First-Generation Success Story: Kelsey Gatton
Meet Kelsey Gatton, a first-generation undergraduate student and current employee at the University of Kentucky. Kelsey is a current student in the Master of Public Health (MPH) program and full-time staff member in the Health Management and Policy (HMP) department at the College of Public Health (CPH).
Kelsey completed her Bachelor of Public Health (BPH) and Bachelor of Health Sciences (BHS) in Spring 2021 at the University of Kentucky’s College of Public Health and College of Health Sciences.
As a first-generation student, Kelsey has assumed many leadership roles and opportunities to learn, study, and work within Kentucky and beyond which include:
- Cultivating Cats Alumni Mentor,
- Secretary of Leading Women of Tomorrow,

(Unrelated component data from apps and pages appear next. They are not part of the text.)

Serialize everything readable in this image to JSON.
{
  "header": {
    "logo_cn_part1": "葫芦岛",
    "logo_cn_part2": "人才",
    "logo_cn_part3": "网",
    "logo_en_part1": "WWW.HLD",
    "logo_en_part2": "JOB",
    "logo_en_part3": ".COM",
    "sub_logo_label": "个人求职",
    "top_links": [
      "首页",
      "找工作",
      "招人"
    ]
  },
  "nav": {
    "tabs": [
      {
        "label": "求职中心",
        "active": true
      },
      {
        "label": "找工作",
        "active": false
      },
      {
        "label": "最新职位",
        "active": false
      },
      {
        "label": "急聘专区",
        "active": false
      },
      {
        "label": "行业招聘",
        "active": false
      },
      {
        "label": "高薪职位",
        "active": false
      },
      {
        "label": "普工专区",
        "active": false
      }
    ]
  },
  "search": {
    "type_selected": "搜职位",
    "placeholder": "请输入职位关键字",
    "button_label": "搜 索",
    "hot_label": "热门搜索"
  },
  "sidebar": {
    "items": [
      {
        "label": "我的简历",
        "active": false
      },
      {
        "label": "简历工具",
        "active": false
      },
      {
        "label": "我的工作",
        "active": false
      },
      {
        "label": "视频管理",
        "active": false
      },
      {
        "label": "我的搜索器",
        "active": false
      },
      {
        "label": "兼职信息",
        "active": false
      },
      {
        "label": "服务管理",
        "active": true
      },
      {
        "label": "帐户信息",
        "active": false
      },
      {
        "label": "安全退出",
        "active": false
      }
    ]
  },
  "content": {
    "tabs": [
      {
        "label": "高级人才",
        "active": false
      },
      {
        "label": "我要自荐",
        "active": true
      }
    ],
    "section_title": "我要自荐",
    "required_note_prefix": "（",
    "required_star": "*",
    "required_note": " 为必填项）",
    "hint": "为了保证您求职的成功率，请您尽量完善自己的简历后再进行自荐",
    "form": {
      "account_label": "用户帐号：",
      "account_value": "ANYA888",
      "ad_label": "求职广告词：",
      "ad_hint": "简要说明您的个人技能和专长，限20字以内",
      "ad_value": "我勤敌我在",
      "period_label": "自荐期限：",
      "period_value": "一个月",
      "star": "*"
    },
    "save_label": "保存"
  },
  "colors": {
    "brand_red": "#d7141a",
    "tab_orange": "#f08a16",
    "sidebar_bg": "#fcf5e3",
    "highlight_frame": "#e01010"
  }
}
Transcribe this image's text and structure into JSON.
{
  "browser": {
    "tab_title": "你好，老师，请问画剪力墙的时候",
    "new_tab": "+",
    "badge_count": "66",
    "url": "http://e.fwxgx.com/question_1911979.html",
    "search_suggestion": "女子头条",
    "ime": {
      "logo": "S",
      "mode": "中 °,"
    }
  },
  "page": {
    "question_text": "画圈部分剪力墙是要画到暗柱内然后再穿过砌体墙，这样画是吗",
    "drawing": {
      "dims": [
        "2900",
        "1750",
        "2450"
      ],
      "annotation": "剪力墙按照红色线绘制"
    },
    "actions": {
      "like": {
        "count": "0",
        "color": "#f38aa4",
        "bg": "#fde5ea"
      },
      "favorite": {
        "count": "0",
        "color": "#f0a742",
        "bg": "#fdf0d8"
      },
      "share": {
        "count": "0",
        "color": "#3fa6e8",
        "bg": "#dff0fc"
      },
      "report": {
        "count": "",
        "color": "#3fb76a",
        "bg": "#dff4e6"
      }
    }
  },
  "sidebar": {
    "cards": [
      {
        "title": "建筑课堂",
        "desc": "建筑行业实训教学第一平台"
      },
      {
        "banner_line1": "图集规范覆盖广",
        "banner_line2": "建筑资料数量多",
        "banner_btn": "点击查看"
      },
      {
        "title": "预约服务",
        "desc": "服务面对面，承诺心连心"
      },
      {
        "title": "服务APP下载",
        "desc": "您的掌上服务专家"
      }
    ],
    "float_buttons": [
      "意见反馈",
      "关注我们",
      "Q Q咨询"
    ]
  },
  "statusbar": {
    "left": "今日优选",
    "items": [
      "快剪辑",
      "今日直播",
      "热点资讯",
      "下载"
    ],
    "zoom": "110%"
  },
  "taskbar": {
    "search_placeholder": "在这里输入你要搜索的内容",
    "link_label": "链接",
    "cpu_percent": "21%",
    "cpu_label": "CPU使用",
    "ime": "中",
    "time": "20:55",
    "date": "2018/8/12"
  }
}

- College of Health Sciences Ambassador,
- Founding Member of Forte Women Business Leaders - UK Chapter,
- EMPOWER Women’s Leadership Program,
- Student Health Advisory Council (SHAC) Member,
- Member of Healthcare Administration Student Association,
- Study Abroad: Health & Healthcare in Paris, France, emphasizing public policy and health behavior effects on public health,
- Study Abroad: Sexuality & Sexual Health in Amsterdam, Netherlands, emphasizing public policy and cultural influences on health outcomes, and
- Research roles and independent studies with Dr. Brandi White (CHS), Dr. Julia Costich (CPH), Dr. Martha Riddell (CPH), and Dr. Rachel Hogg-Graham (CPH).
“There are endless opportunities for students at the University of Kentucky,” says Kelsey. “You just have to know where to look and who to ask!”
What are some common challenges that first-generation students experience?
“Financial. Navigating the various resources to fund your education is challenging. Most of these are not centrally located and require a lot of research, inquiry, and grit.
Contact the UK Student Financial Aid and Scholarships office. They are very resourceful, knowledgeable, and can help you explore all your financial resources including scholarships. Explore community foundations in your hometown and ask your college representatives if there any departmental or college scholarships to apply for.
Belonging. It’s difficult to come into a large university with no expectation of what is to come. You may have questions that seem silly or like common sense - but common sense is taught and first-gen students do not have this opportunity.
A great place to start is exploring the student organizations at BBNvolved and filtering by what you are interested in.”
What are some special traits or unique abilities that first-generation students bring?
“A fresh perspective. They can make the experience their own as they don't have expectations of what it should be. This can also improve current programs and activities that first-gen students might become a part of or lead like student government, clubs, and more.
Ability to persevere. While not ideal, first-gen students develop the essential skill of self-sufficiency by finding things out on their own.”
What is your best advice for prospective first-generation students as they consider where to attend college?
“Do your research and ask questions. The best way to make the most of your experience is to figure out everything available to you. UK has great resources for almost anything such as tutors, technology support, food assistance, self-defense training, KORU mindfulness programs, mental health counseling, fun events to make things and connect with others, tuition aid for full-time employees, and seminars for things you may be interested in.
Ask professors if they need research help or explain your interests and ask if they know anywhere you can expand on those interests is excellent. Always be curious and eager to improve your experience.”
What resources would you recommend for first-generation students at UK?
“Get involved – go to every meeting and event of interest, join clubs that interest you, take classes that fulfill you. Seek advice from other students, professors, and resources like the Career Center for any advice on majors/future pathways.
Become an ambassador of your college, work part-time or full-time jobs on campus, and take advantage of other helpful resources like:
- Writing Center for one-on-one attention with your writing,
- The Study for centralized peer tutoring,
- One Cafe for nutritious $1 meals,
- Campus Kitchen’s Farm to Fork, which supplies free locally sourced lunches using recovered foods and produce, and
- University Health Services for access to free medical visits including mental health.